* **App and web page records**
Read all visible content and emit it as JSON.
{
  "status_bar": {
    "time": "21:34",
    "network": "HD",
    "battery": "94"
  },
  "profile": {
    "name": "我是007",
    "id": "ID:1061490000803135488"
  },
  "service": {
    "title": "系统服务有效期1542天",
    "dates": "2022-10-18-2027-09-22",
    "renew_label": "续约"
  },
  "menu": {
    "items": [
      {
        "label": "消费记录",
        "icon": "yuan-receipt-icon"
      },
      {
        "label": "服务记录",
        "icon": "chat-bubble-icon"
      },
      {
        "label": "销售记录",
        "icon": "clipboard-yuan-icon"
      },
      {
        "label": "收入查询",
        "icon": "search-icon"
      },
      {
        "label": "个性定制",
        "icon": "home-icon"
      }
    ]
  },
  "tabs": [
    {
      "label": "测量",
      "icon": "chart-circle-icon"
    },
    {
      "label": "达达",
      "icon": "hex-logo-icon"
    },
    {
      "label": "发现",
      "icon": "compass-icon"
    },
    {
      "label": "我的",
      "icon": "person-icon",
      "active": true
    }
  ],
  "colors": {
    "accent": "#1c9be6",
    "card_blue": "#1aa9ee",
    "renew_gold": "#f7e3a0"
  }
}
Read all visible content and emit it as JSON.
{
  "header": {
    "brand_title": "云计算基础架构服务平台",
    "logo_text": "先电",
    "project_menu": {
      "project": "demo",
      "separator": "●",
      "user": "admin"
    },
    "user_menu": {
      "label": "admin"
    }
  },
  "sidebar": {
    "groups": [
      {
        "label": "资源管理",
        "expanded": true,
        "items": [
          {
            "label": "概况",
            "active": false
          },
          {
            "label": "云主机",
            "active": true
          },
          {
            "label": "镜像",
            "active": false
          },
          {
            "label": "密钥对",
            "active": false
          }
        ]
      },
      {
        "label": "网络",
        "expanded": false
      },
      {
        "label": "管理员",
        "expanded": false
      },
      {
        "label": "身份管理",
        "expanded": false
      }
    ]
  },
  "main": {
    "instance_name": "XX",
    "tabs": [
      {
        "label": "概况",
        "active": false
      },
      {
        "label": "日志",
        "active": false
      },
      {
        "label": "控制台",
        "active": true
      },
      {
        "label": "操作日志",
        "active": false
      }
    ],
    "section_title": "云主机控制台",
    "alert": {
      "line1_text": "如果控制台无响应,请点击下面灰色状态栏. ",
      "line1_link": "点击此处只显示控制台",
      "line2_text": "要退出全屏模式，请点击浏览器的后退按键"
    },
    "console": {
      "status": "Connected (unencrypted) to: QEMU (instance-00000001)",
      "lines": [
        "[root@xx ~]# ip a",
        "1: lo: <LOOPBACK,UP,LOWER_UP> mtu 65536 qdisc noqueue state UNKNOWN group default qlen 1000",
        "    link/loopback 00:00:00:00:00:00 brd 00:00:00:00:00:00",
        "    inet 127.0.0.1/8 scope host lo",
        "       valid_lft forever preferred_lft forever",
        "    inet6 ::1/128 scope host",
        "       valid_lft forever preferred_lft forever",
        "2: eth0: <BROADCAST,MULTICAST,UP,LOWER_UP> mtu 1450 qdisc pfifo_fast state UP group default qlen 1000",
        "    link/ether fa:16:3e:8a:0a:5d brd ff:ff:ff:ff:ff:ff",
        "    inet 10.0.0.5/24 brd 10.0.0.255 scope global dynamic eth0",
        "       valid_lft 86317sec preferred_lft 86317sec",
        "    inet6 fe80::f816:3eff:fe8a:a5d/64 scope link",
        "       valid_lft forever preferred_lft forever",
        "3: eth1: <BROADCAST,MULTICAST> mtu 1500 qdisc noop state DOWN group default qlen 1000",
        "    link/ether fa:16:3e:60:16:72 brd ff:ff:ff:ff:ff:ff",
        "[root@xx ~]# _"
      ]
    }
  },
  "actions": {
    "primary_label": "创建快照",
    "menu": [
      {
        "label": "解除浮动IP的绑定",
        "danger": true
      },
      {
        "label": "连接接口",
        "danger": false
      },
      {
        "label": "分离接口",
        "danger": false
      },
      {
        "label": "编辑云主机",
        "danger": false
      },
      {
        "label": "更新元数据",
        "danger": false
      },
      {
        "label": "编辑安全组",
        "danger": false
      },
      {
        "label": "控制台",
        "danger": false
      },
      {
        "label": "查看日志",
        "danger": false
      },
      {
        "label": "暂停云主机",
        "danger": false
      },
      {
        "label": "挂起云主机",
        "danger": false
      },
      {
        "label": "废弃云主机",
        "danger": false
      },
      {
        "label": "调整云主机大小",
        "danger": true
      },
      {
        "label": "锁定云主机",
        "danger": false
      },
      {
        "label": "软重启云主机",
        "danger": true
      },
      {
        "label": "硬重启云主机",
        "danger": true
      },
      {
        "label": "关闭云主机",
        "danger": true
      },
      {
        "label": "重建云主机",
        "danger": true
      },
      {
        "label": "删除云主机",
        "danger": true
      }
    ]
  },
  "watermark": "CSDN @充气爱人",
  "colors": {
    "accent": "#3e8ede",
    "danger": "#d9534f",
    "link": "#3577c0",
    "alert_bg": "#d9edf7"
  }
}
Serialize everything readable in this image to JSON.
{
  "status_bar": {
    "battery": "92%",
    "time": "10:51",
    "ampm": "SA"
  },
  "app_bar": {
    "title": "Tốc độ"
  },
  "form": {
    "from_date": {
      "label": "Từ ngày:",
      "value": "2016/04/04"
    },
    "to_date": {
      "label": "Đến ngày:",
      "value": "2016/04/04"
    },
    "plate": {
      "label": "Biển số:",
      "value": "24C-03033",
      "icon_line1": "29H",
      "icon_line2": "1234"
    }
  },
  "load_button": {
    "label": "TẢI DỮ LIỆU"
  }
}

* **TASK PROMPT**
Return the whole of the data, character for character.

* **RESULT OF THE EXERCISE**
Read all visible content and emit it as JSON.
{
  "status_bar": {
    "time": "21:34",
    "network": "HD",
    "battery": "94"
  },
  "profile": {
    "name": "我是007",
    "id": "ID:1061490000803135488"
  },
  "service": {
    "title": "系统服务有效期1542天",
    "dates": "2022-10-18-2027-09-22",
    "renew_label": "续约"
  },
  "menu": {
    "items": [
      {
        "label": "消费记录",
        "icon": "yuan-receipt-icon"
      },
      {
        "label": "服务记录",
        "icon": "chat-bubble-icon"
      },
      {
        "label": "销售记录",
        "icon": "clipboard-yuan-icon"
      },
      {
        "label": "收入查询",
        "icon": "search-icon"
      },
      {
        "label": "个性定制",
        "icon": "home-icon"
      }
    ]
  },
  "tabs": [
    {
      "label": "测量",
      "icon": "chart-circle-icon"
    },
    {
      "label": "达达",
      "icon": "hex-logo-icon"
    },
    {
      "label": "发现",
      "icon": "compass-icon"
    },
    {
      "label": "我的",
      "icon": "person-icon",
      "active": true
    }
  ],
  "colors": {
    "accent": "#1c9be6",
    "card_blue": "#1aa9ee",
    "renew_gold": "#f7e3a0"
  }
}
Read all visible content and emit it as JSON.
{
  "header": {
    "brand_title": "云计算基础架构服务平台",
    "logo_text": "先电",
    "project_menu": {
      "project": "demo",
      "separator": "●",
      "user": "admin"
    },
    "user_menu": {
      "label": "admin"
    }
  },
  "sidebar": {
    "groups": [
      {
        "label": "资源管理",
        "expanded": true,
        "items": [
          {
            "label": "概况",
            "active": false
          },
          {
            "label": "云主机",
            "active": true
          },
          {
            "label": "镜像",
            "active": false
          },
          {
            "label": "密钥对",
            "active": false
          }
        ]
      },
      {
        "label": "网络",
        "expanded": false
      },
      {
        "label": "管理员",
        "expanded": false
      },
      {
        "label": "身份管理",
        "expanded": false
      }
    ]
  },
  "main": {
    "instance_name": "XX",
    "tabs": [
      {
        "label": "概况",
        "active": false
      },
      {
        "label": "日志",
        "active": false
      },
      {
        "label": "控制台",
        "active": true
      },
      {
        "label": "操作日志",
        "active": false
      }
    ],
    "section_title": "云主机控制台",
    "alert": {
      "line1_text": "如果控制台无响应,请点击下面灰色状态栏. ",
      "line1_link": "点击此处只显示控制台",
      "line2_text": "要退出全屏模式，请点击浏览器的后退按键"
    },
    "console": {
      "status": "Connected (unencrypted) to: QEMU (instance-00000001)",
      "lines": [
        "[root@xx ~]# ip a",
        "1: lo: <LOOPBACK,UP,LOWER_UP> mtu 65536 qdisc noqueue state UNKNOWN group default qlen 1000",
        "    link/loopback 00:00:00:00:00:00 brd 00:00:00:00:00:00",
        "    inet 127.0.0.1/8 scope host lo",
        "       valid_lft forever preferred_lft forever",
        "    inet6 ::1/128 scope host",
        "       valid_lft forever preferred_lft forever",
        "2: eth0: <BROADCAST,MULTICAST,UP,LOWER_UP> mtu 1450 qdisc pfifo_fast state UP group default qlen 1000",
        "    link/ether fa:16:3e:8a:0a:5d brd ff:ff:ff:ff:ff:ff",
        "    inet 10.0.0.5/24 brd 10.0.0.255 scope global dynamic eth0",
        "       valid_lft 86317sec preferred_lft 86317sec",
        "    inet6 fe80::f816:3eff:fe8a:a5d/64 scope link",
        "       valid_lft forever preferred_lft forever",
        "3: eth1: <BROADCAST,MULTICAST> mtu 1500 qdisc noop state DOWN group default qlen 1000",
        "    link/ether fa:16:3e:60:16:72 brd ff:ff:ff:ff:ff:ff",
        "[root@xx ~]# _"
      ]
    }
  },
  "actions": {
    "primary_label": "创建快照",
    "menu": [
      {
        "label": "解除浮动IP的绑定",
        "danger": true
      },
      {
        "label": "连接接口",
        "danger": false
      },
      {
        "label": "分离接口",
        "danger": false
      },
      {
        "label": "编辑云主机",
        "danger": false
      },
      {
        "label": "更新元数据",
        "danger": false
      },
      {
        "label": "编辑安全组",
        "danger": false
      },
      {
        "label": "控制台",
        "danger": false
      },
      {
        "label": "查看日志",
        "danger": false
      },
      {
        "label": "暂停云主机",
        "danger": false
      },
      {
        "label": "挂起云主机",
        "danger": false
      },
      {
        "label": "废弃云主机",
        "danger": false
      },
      {
        "label": "调整云主机大小",
        "danger": true
      },
      {
        "label": "锁定云主机",
        "danger": false
      },
      {
        "label": "软重启云主机",
        "danger": true
      },
      {
        "label": "硬重启云主机",
        "danger": true
      },
      {
        "label": "关闭云主机",
        "danger": true
      },
      {
        "label": "重建云主机",
        "danger": true
      },
      {
        "label": "删除云主机",
        "danger": true
      }
    ]
  },
  "watermark": "CSDN @充气爱人",
  "colors": {
    "accent": "#3e8ede",
    "danger": "#d9534f",
    "link": "#3577c0",
    "alert_bg": "#d9edf7"
  }
}
Serialize everything readable in this image to JSON.
{
  "status_bar": {
    "battery": "92%",
    "time": "10:51",
    "ampm": "SA"
  },
  "app_bar": {
    "title": "Tốc độ"
  },
  "form": {
    "from_date": {
      "label": "Từ ngày:",
      "value": "2016/04/04"
    },
    "to_date": {
      "label": "Đến ngày:",
      "value": "2016/04/04"
    },
    "plate": {
      "label": "Biển số:",
      "value": "24C-03033",
      "icon_line1": "29H",
      "icon_line2": "1234"
    }
  },
  "load_button": {
    "label": "TẢI DỮ LIỆU"
  }
}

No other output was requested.